Start of Input records
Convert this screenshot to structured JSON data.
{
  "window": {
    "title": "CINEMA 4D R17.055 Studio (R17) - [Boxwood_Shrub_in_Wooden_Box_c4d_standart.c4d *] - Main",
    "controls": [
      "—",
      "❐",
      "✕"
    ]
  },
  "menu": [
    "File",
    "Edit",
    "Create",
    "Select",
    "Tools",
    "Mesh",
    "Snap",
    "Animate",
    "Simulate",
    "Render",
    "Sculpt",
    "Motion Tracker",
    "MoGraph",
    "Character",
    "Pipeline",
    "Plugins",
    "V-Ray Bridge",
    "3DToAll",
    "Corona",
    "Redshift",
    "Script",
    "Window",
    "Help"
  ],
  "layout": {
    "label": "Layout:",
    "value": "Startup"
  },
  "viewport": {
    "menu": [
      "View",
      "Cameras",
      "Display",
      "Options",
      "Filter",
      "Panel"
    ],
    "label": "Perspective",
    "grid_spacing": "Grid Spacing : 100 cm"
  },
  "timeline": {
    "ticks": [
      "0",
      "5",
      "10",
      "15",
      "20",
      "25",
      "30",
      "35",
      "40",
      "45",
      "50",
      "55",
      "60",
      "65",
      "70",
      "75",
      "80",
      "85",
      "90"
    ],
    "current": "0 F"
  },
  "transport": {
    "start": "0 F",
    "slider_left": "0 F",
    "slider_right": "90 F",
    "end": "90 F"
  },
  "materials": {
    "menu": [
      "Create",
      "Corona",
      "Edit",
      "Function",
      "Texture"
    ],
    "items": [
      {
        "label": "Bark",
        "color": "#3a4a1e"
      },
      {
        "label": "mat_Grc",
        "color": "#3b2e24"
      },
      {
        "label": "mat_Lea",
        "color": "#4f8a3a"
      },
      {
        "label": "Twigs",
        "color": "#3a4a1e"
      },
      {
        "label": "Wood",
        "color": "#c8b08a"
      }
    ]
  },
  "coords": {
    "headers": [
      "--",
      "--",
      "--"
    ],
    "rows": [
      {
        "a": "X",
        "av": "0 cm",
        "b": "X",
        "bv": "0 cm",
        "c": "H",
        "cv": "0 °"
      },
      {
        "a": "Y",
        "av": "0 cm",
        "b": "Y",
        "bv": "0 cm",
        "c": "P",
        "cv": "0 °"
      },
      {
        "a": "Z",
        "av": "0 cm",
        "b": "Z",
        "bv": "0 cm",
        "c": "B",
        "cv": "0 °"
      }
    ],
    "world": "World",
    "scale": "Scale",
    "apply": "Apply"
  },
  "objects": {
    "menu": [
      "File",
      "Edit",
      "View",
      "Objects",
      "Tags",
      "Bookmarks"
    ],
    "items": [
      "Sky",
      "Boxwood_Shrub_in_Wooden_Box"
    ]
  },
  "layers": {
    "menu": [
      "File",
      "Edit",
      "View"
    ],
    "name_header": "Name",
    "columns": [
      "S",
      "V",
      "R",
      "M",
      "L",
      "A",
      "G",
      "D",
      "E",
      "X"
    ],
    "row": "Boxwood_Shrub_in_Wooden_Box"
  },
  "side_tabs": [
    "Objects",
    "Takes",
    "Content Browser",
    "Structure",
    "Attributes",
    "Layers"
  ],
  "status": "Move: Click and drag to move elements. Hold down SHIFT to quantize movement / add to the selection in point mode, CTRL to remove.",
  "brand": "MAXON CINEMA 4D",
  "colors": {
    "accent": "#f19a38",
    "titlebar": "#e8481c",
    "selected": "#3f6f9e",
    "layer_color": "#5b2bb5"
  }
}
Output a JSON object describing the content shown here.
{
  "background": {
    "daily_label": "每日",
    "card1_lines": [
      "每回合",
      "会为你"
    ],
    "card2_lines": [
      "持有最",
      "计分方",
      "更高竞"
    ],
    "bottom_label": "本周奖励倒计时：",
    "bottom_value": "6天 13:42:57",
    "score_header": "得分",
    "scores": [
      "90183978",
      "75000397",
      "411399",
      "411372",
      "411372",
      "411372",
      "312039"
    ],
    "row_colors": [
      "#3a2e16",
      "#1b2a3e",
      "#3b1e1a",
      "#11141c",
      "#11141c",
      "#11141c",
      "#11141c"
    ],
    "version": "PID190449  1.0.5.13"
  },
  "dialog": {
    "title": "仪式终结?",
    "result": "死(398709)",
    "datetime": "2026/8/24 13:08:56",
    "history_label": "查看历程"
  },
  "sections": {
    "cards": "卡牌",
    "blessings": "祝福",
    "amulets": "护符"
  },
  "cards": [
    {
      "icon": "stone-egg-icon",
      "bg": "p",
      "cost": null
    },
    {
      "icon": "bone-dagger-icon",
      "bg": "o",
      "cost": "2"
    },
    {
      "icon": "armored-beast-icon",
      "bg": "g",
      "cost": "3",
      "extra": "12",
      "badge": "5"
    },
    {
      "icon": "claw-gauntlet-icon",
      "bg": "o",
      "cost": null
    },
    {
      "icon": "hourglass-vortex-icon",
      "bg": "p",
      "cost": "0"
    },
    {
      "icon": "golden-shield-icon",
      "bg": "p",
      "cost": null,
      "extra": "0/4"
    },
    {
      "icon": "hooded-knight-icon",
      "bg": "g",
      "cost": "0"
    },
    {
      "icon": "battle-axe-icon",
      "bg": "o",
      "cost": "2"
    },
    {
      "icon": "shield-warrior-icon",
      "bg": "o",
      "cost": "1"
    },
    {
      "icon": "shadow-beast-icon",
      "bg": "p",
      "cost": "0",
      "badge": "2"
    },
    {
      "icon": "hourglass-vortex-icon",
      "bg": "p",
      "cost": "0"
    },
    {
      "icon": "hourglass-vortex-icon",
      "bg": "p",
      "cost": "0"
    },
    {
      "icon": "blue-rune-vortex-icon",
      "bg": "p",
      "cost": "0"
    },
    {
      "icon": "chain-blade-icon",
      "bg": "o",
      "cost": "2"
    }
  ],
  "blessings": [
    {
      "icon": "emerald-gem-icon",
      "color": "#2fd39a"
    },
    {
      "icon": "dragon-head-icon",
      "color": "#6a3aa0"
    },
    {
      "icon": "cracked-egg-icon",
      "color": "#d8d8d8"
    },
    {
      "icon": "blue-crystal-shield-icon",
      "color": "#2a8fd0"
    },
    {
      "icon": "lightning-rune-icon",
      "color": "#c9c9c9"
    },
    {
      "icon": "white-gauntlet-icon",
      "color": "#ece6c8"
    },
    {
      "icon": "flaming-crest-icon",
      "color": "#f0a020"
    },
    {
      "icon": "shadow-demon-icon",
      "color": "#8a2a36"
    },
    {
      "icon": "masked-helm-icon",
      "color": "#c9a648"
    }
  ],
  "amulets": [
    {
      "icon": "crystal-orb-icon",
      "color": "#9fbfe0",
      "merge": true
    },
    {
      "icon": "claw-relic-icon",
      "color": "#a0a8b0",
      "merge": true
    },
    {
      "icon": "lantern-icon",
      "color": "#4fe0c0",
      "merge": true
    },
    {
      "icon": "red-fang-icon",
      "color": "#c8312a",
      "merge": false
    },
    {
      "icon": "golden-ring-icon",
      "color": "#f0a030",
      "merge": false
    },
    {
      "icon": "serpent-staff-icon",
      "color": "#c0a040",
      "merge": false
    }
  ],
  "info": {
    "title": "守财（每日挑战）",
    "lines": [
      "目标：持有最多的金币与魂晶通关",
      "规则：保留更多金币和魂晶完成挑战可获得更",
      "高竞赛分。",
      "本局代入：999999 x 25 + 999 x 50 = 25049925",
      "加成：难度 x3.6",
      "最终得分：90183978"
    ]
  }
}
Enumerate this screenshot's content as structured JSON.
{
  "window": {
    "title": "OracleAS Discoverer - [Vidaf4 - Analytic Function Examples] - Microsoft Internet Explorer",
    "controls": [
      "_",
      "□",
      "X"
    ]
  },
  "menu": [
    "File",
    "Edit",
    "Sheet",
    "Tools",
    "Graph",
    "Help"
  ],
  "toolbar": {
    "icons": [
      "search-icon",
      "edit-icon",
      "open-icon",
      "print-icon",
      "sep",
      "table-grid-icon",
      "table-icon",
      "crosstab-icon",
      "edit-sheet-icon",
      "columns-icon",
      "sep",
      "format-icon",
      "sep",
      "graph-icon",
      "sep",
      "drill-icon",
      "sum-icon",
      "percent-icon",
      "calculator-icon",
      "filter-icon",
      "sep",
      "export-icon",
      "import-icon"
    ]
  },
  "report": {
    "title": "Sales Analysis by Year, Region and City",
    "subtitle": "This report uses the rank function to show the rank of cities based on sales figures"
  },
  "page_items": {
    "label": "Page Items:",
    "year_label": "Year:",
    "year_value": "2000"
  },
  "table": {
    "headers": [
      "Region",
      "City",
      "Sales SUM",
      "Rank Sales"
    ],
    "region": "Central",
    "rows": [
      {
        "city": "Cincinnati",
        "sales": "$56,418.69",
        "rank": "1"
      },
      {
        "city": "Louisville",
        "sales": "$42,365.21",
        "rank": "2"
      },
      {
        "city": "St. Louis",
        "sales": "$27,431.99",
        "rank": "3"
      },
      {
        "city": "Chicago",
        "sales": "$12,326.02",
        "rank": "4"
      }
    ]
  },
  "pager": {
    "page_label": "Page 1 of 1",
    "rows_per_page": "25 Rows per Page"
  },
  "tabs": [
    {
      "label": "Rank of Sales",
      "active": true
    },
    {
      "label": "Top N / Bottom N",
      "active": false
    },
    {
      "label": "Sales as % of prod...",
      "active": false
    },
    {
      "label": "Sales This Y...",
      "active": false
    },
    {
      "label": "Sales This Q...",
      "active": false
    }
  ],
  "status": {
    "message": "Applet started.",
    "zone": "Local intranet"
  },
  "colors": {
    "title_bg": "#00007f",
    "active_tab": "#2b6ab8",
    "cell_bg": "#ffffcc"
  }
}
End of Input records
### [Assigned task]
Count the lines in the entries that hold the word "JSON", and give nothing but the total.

### [Solved problem]
3